*Excerpted data:*
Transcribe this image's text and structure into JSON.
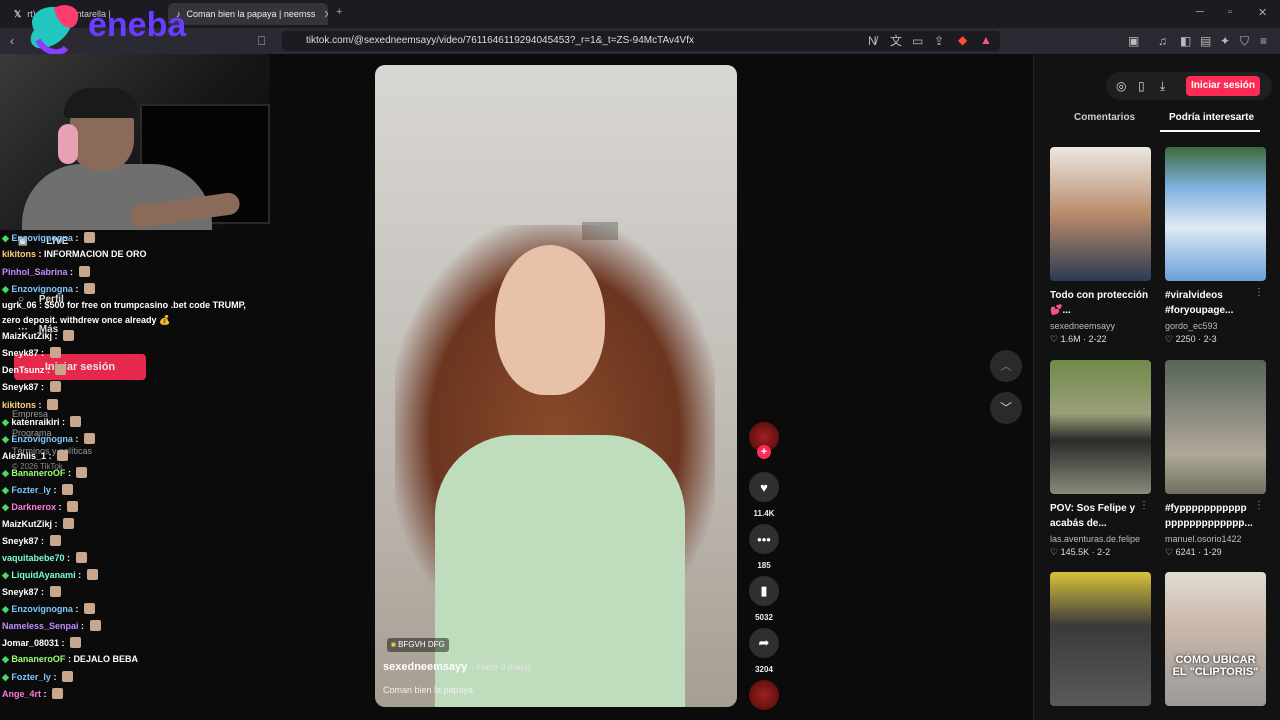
{
  "browser": {
    "tabs": [
      {
        "label": "rt) on X: \"Cantarella | ",
        "icon": "x-logo-icon"
      },
      {
        "label": "Coman bien la papaya | neemss",
        "icon": "tiktok-icon"
      }
    ],
    "url": "tiktok.com/@sexedneemsayy/video/7611646119294045453?_r=1&_t=ZS-94McTAv4Vfx"
  },
  "stream": {
    "brand": "eneba",
    "chat": [
      {
        "user": "Enzovignogna",
        "text": "",
        "color": "#7ec8ff",
        "badge": true,
        "emote": true
      },
      {
        "user": "kikitons",
        "text": "INFORMACION DE ORO",
        "color": "#ffd27a",
        "badge": false,
        "emote": false
      },
      {
        "user": "Pinhol_Sabrina",
        "text": "",
        "color": "#c08cff",
        "badge": false,
        "emote": true
      },
      {
        "user": "Enzovignogna",
        "text": "",
        "color": "#7ec8ff",
        "badge": true,
        "emote": true
      },
      {
        "user": "ugrk_06",
        "text": "$500 for free on trumpcasino .bet code TRUMP,",
        "color": "#ffffff",
        "badge": false,
        "emote": false
      },
      {
        "user": "",
        "text": "zero deposit. withdrew once already 💰",
        "color": "#ffffff",
        "badge": false,
        "emote": false
      },
      {
        "user": "MaizKutZikj",
        "text": "",
        "color": "#ffffff",
        "badge": false,
        "emote": true
      },
      {
        "user": "Sneyk87",
        "text": "",
        "color": "#ffffff",
        "badge": false,
        "emote": true
      },
      {
        "user": "DenTsunz",
        "text": "",
        "color": "#ffffff",
        "badge": false,
        "emote": true
      },
      {
        "user": "Sneyk87",
        "text": "",
        "color": "#ffffff",
        "badge": false,
        "emote": true
      },
      {
        "user": "kikitons",
        "text": "",
        "color": "#ffd27a",
        "badge": false,
        "emote": true
      },
      {
        "user": "katenraikiri",
        "text": "",
        "color": "#ffffff",
        "badge": true,
        "emote": true
      },
      {
        "user": "Enzovignogna",
        "text": "",
        "color": "#7ec8ff",
        "badge": true,
        "emote": true
      },
      {
        "user": "Alezhiis_1",
        "text": "",
        "color": "#ffffff",
        "badge": false,
        "emote": true
      },
      {
        "user": "BananeroOF",
        "text": "",
        "color": "#9cff7a",
        "badge": true,
        "emote": true
      },
      {
        "user": "Fozter_ly",
        "text": "",
        "color": "#7ec8ff",
        "badge": true,
        "emote": true
      },
      {
        "user": "Darknerox",
        "text": "",
        "color": "#ff7ad9",
        "badge": true,
        "emote": true
      },
      {
        "user": "MaizKutZikj",
        "text": "",
        "color": "#ffffff",
        "badge": false,
        "emote": true
      },
      {
        "user": "Sneyk87",
        "text": "",
        "color": "#ffffff",
        "badge": false,
        "emote": true
      },
      {
        "user": "vaquitabebe70",
        "text": "",
        "color": "#7affd8",
        "badge": false,
        "emote": true
      },
      {
        "user": "LiquidAyanami",
        "text": "",
        "color": "#7affd8",
        "badge": true,
        "emote": true
      },
      {
        "user": "Sneyk87",
        "text": "",
        "color": "#ffffff",
        "badge": false,
        "emote": true
      },
      {
        "user": "Enzovignogna",
        "text": "",
        "color": "#7ec8ff",
        "badge": true,
        "emote": true
      },
      {
        "user": "Nameless_Senpai",
        "text": "",
        "color": "#c08cff",
        "badge": false,
        "emote": true
      },
      {
        "user": "Jomar_08031",
        "text": "",
        "color": "#ffffff",
        "badge": false,
        "emote": true
      },
      {
        "user": "BananeroOF",
        "text": "DEJALO BEBA",
        "color": "#9cff7a",
        "badge": true,
        "emote": false
      },
      {
        "user": "Fozter_ly",
        "text": "",
        "color": "#7ec8ff",
        "badge": true,
        "emote": true
      },
      {
        "user": "Ange_4rt",
        "text": "",
        "color": "#ff7ad9",
        "badge": false,
        "emote": true
      }
    ]
  },
  "tiktok_side": {
    "live": "LIVE",
    "perfil": "Perfil",
    "mas": "Más",
    "login": "Iniciar sesión",
    "empresa": "Empresa",
    "programa": "Programa",
    "terminos": "Términos y políticas",
    "copyright": "© 2026 TikTok"
  },
  "video": {
    "badge": "BFGVH DFG",
    "author": "sexedneemsayy",
    "time": "· Hace 3 día(s)",
    "caption": "Coman bien la papaya",
    "likes": "11.4K",
    "comments": "185",
    "saves": "5032",
    "shares": "3204"
  },
  "right_panel": {
    "login": "Iniciar sesión",
    "tab_comments": "Comentarios",
    "tab_recommended": "Podría interesarte",
    "cards": [
      {
        "title": "Todo con protección 💕...",
        "author": "sexedneemsayy",
        "likes": "1.6M",
        "date": "2-22",
        "overlay": ""
      },
      {
        "title": "#viralvideos #foryoupage...",
        "author": "gordo_ec593",
        "likes": "2250",
        "date": "2-3",
        "overlay": ""
      },
      {
        "title": "POV: Sos Felipe y acabás de...",
        "author": "las.aventuras.de.felipe",
        "likes": "145.5K",
        "date": "2-2",
        "overlay": ""
      },
      {
        "title": "#fyppppppppppp ppppppppppppp...",
        "author": "manuel.osorio1422",
        "likes": "6241",
        "date": "1-29",
        "overlay": ""
      },
      {
        "title": "",
        "author": "",
        "likes": "",
        "date": "",
        "overlay": ""
      },
      {
        "title": "",
        "author": "",
        "likes": "",
        "date": "",
        "overlay": "CÓMO UBICAR EL \"CLIPTORIS\""
      }
    ]
  }
}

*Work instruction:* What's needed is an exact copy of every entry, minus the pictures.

*Exercise response:*
Transcribe this image's text and structure into JSON.
{
  "browser": {
    "tabs": [
      {
        "label": "rt) on X: \"Cantarella | ",
        "icon": "x-logo-icon"
      },
      {
        "label": "Coman bien la papaya | neemss",
        "icon": "tiktok-icon"
      }
    ],
    "url": "tiktok.com/@sexedneemsayy/video/7611646119294045453?_r=1&_t=ZS-94McTAv4Vfx"
  },
  "stream": {
    "brand": "eneba",
    "chat": [
      {
        "user": "Enzovignogna",
        "text": "",
        "color": "#7ec8ff",
        "badge": true,
        "emote": true
      },
      {
        "user": "kikitons",
        "text": "INFORMACION DE ORO",
        "color": "#ffd27a",
        "badge": false,
        "emote": false
      },
      {
        "user": "Pinhol_Sabrina",
        "text": "",
        "color": "#c08cff",
        "badge": false,
        "emote": true
      },
      {
        "user": "Enzovignogna",
        "text": "",
        "color": "#7ec8ff",
        "badge": true,
        "emote": true
      },
      {
        "user": "ugrk_06",
        "text": "$500 for free on trumpcasino .bet code TRUMP,",
        "color": "#ffffff",
        "badge": false,
        "emote": false
      },
      {
        "user": "",
        "text": "zero deposit. withdrew once already 💰",
        "color": "#ffffff",
        "badge": false,
        "emote": false
      },
      {
        "user": "MaizKutZikj",
        "text": "",
        "color": "#ffffff",
        "badge": false,
        "emote": true
      },
      {
        "user": "Sneyk87",
        "text": "",
        "color": "#ffffff",
        "badge": false,
        "emote": true
      },
      {
        "user": "DenTsunz",
        "text": "",
        "color": "#ffffff",
        "badge": false,
        "emote": true
      },
      {
        "user": "Sneyk87",
        "text": "",
        "color": "#ffffff",
        "badge": false,
        "emote": true
      },
      {
        "user": "kikitons",
        "text": "",
        "color": "#ffd27a",
        "badge": false,
        "emote": true
      },
      {
        "user": "katenraikiri",
        "text": "",
        "color": "#ffffff",
        "badge": true,
        "emote": true
      },
      {
        "user": "Enzovignogna",
        "text": "",
        "color": "#7ec8ff",
        "badge": true,
        "emote": true
      },
      {
        "user": "Alezhiis_1",
        "text": "",
        "color": "#ffffff",
        "badge": false,
        "emote": true
      },
      {
        "user": "BananeroOF",
        "text": "",
        "color": "#9cff7a",
        "badge": true,
        "emote": true
      },
      {
        "user": "Fozter_ly",
        "text": "",
        "color": "#7ec8ff",
        "badge": true,
        "emote": true
      },
      {
        "user": "Darknerox",
        "text": "",
        "color": "#ff7ad9",
        "badge": true,
        "emote": true
      },
      {
        "user": "MaizKutZikj",
        "text": "",
        "color": "#ffffff",
        "badge": false,
        "emote": true
      },
      {
        "user": "Sneyk87",
        "text": "",
        "color": "#ffffff",
        "badge": false,
        "emote": true
      },
      {
        "user": "vaquitabebe70",
        "text": "",
        "color": "#7affd8",
        "badge": false,
        "emote": true
      },
      {
        "user": "LiquidAyanami",
        "text": "",
        "color": "#7affd8",
        "badge": true,
        "emote": true
      },
      {
        "user": "Sneyk87",
        "text": "",
        "color": "#ffffff",
        "badge": false,
        "emote": true
      },
      {
        "user": "Enzovignogna",
        "text": "",
        "color": "#7ec8ff",
        "badge": true,
        "emote": true
      },
      {
        "user": "Nameless_Senpai",
        "text": "",
        "color": "#c08cff",
        "badge": false,
        "emote": true
      },
      {
        "user": "Jomar_08031",
        "text": "",
        "color": "#ffffff",
        "badge": false,
        "emote": true
      },
      {
        "user": "BananeroOF",
        "text": "DEJALO BEBA",
        "color": "#9cff7a",
        "badge": true,
        "emote": false
      },
      {
        "user": "Fozter_ly",
        "text": "",
        "color": "#7ec8ff",
        "badge": true,
        "emote": true
      },
      {
        "user": "Ange_4rt",
        "text": "",
        "color": "#ff7ad9",
        "badge": false,
        "emote": true
      }
    ]
  },
  "tiktok_side": {
    "live": "LIVE",
    "perfil": "Perfil",
    "mas": "Más",
    "login": "Iniciar sesión",
    "empresa": "Empresa",
    "programa": "Programa",
    "terminos": "Términos y políticas",
    "copyright": "© 2026 TikTok"
  },
  "video": {
    "badge": "BFGVH DFG",
    "author": "sexedneemsayy",
    "time": "· Hace 3 día(s)",
    "caption": "Coman bien la papaya",
    "likes": "11.4K",
    "comments": "185",
    "saves": "5032",
    "shares": "3204"
  },
  "right_panel": {
    "login": "Iniciar sesión",
    "tab_comments": "Comentarios",
    "tab_recommended": "Podría interesarte",
    "cards": [
      {
        "title": "Todo con protección 💕...",
        "author": "sexedneemsayy",
        "likes": "1.6M",
        "date": "2-22",
        "overlay": ""
      },
      {
        "title": "#viralvideos #foryoupage...",
        "author": "gordo_ec593",
        "likes": "2250",
        "date": "2-3",
        "overlay": ""
      },
      {
        "title": "POV: Sos Felipe y acabás de...",
        "author": "las.aventuras.de.felipe",
        "likes": "145.5K",
        "date": "2-2",
        "overlay": ""
      },
      {
        "title": "#fyppppppppppp ppppppppppppp...",
        "author": "manuel.osorio1422",
        "likes": "6241",
        "date": "1-29",
        "overlay": ""
      },
      {
        "title": "",
        "author": "",
        "likes": "",
        "date": "",
        "overlay": ""
      },
      {
        "title": "",
        "author": "",
        "likes": "",
        "date": "",
        "overlay": "CÓMO UBICAR EL \"CLIPTORIS\""
      }
    ]
  }
}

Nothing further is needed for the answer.